History shows that federation of the region still meant that Britain still had control in the decision-making process in the region event though these countries were self-governed in dealing with their internal affairs. Therefore, it meant that the implementation of policies by Britain was possible, which could have been detrimental to the progress of the region. For instance, the issue of imposing direct taxation was faced with controversy in terms of how it should be imposed among the members of the region. Also, the federation had to be in existence for five years before taxation could be enforced. Although the federation brought to life federal institutions, supportive structures and increased opportunities for education, it met with difficulties such as the regional government’s reluctance to surrender their power to the federal government. Additionally, federation of any member of the region would mean that that member would be supported by the federal systems.

Although federation could have led to optimum utilization of resources that the first world countries have, and financial aid benefits to help in the movement of infrastructure, health care, education and other important aspects within those countries, by choosing independence, it meant that each member of the region now had power of its own; decisions could now be taken to correct issues that directly affected any of the members; and members could make their own laws, such as trade laws, to govern themselves. Also, they gained recognition and acknowledgement by countries outside the region. Even though their resources as well as finances were limited at the time of gaining independence, they struggled to rise to the occasion through aid from the federation. Although there may be drawbacks in being an independent country (including finances for education, health, and overcoming poverty), there are far better dealt with than under the federation system.
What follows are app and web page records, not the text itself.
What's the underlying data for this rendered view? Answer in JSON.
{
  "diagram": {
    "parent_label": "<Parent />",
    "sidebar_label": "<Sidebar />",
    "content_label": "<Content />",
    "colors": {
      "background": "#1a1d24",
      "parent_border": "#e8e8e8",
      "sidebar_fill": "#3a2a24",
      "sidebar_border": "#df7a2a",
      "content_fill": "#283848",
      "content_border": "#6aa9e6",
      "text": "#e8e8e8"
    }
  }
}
A federation among the islands in the region surely has its merits, but the desire for autonomy, self-identity, self-actualization as an independent nation tends to lead to “going it alone”, not as a union. Therefore, we are better off as independent nations, as this means we can stand and fight for our own, deal with our own internal and external affairs, make legislation which will deal with our unique circumstances, and establish relationships with any country that we as nations desire, as opposed to if we were still under federation which restricted our decision-making ability. The question is, “Who better to care for us than us?” Hence, I stand firm on my belief that we benefit more as independent nations, not a federated region.